BACKGROUND: Rates of nonadherence to aromatase inhibitors (AIs) among Medicare beneficiaries with hormone receptor-positive early breast cancer are high. Out-of-pocket drug costs appear to be an important contributor to this and may be addressed by eliminating copayments and other forms of patient cost sharing. The authors estimated the incremental cost-effectiveness of providing Medicare beneficiaries with full prescription coverage for AIs compared with usual prescription coverage under the Medicare Part D program. METHODS: A Markov state-transition model was developed to simulate AI use and disease progression in a hypothetical cohort of postmenopausal Medicare beneficiaries with hormone receptor-positive early breast cancer. The analysis was conducted from the societal perspective and considered a lifetime horizon. The main outcome was an incremental cost-effectiveness ratio, which was measured as the cost per quality-adjusted life-year (QALY) gained.
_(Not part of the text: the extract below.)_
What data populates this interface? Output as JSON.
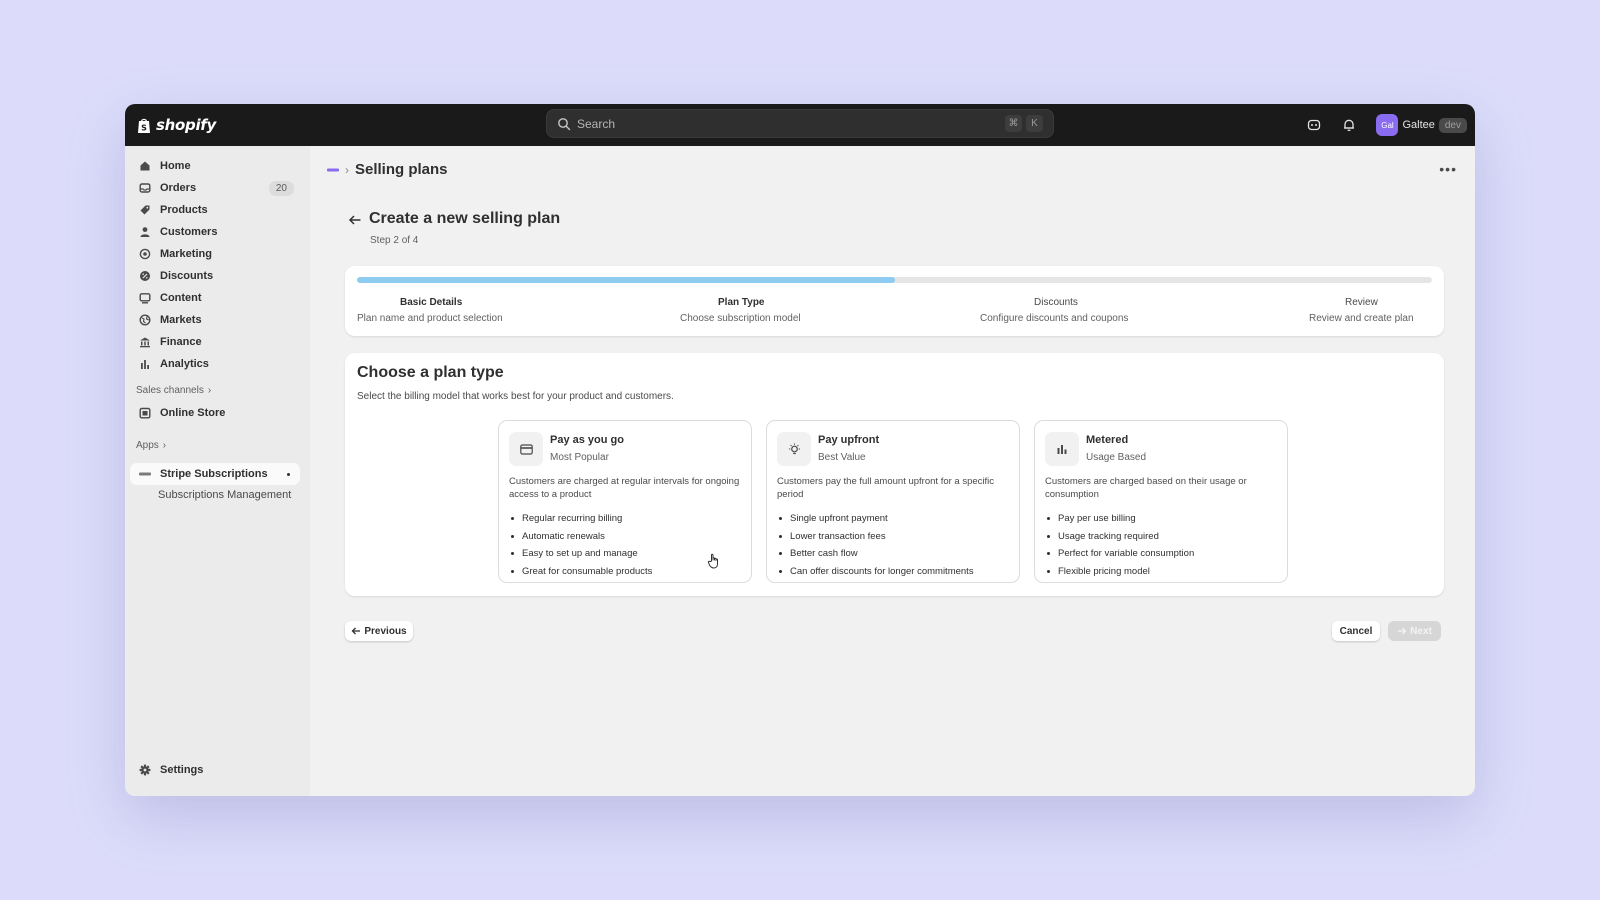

RESULTS: For patients receiving usual prescription coverage, average quality-adjusted survival was 11.35 QALYs, and lifetime costs were $83,002. For patients receiving full prescription coverage, average quality-adjusted survival was 11.38 QALYs, and lifetime costs were $82,728. Compared with usual prescription coverage, full prescription coverage would result in greater quality-adjusted survival (0.03 QALYs) and less resource use ($275) per beneficiary. From the perspective of Medicare, full prescription coverage was cost-effective (incremental cost-effectiveness ratio, $15,128 per QALY gained) but not cost saving. CONCLUSIONS: Providing full prescription coverage for AIs to Medicare beneficiaries with hormone receptor-positive early breast cancer would both improve health outcomes and save money from the societal perspective.